It’s with that long-winded explanation that I wonder if you were impressed with China’s Han Yu as you should be. She faced tougher shots than the name-brand fourths and still did quite well. Here’s how she ranked among all fourths in points over expected (POE).

Player          POE
Paetz SUI      +.22
Hasselborg SWE +.16
Muirhead SCO   +.14
Han CHN        +.13
Kovaleva RCF   +.05

That’s impressive. Give Han some better results with her teammates’ first six rocks and this team will be a factor in the Olympics. Here were the positional ranks of her team:

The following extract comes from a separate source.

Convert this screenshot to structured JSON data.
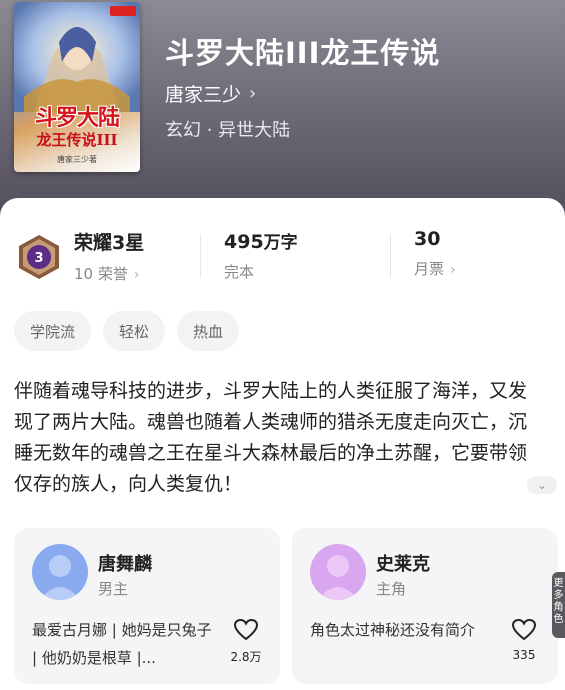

1 Jiang -.04 (10th)
2 Dong  -.03 (9th)
3 Zhang -.01 (9th)
4 Han   +.13 (4th)

What’s interesting about Han’s week is that whether out of necessity or preference, no fourth threw more draws than her.

Player          Draw% Shots
Tirinzoni SUI 100.0 1
Han CHN 46.0 235
Dupont DEN 43.2 257
Kubeskova CZE 42.5 226
Constantini ITA 42.1 235
Yoshimura JPN 42.0 250

This list is also populated by teams playing from behind, so it was probably more necessity than preference. Still, Han often came up big in order to carry her team to a 6-7 record.

The Swiss played the best but also did the dumbest thing

Wait, what is Silvana Tirinzoni doing on that list? I didn’t see it reported anywhere – not that it was especially newsworthy – but it appears the Swiss had an incident in the eighth end against Sweden where Alina Paetz threw out of order.

This was in the midst of a nightmarish end where Switzerland would concede their only loss of the event after giving up four. Throwing out of order happens, of course, but it always amazes me how four players could forget how many rocks are left. Even more so when it involves the best team in the world. It occurred during the TV blackout, so it’s possible that it’s a bookkeeping error by the WCF, too. But in the official record, it’s real.

It was also the only time Switzerland surrendered more than two points in an end all week. Also, they gave up just seven steals in 15 games, each for a single point. Total dominance.

(Honorable mention on the blooper reel is Kerri Einarson and Co. peeling a rock with their fifth shot against the Czechs.)

That’s all, folks

That’s a wrap for this season. You’ll have to fend for yourselves on the World Mixed Doubles and U.S. Nationals. To close, let’s look back on all of my hypothetical wagers during the bubble and see how my ratings held up.

Scotties: Homan (+500, lost in final)
Brier: Bottcher (+500, won); Jacobs (+375, didn’t make playoffs)
Men’s Worlds: Scotland (+350, lost in final); Switzerland (+1000, finished 3rd); USA (+2000, lost in quarters)
Champions Cup: Mouat (+500, won); Kovaleva (+1000, lost in quaterfinals)
Players Championship: Gushue (+650, lost in final); De Cruz (+3300, didn’t make playoffs); Kovaleva (+1000, didn’t make playoffs)
Women’s Worlds: Kovaleva (+1000, lost in finals)

If you had put $1 on each bet, you would have spent $12 and won…$10. So there was no profit to be had, but we’ll do better next season with more games/data and more experience.

As for the offseason around here, there probably won’t be much posting. But I’ll be doing stuff behind the scenes to make the shot data and associated metrics more accessible. And I’m hoping to build a shot-based win probability model from this data as well.

Anyway, thanks to everyone who stopped by and read my work. I really enjoyed doing it. Let’s meet back here in a few months.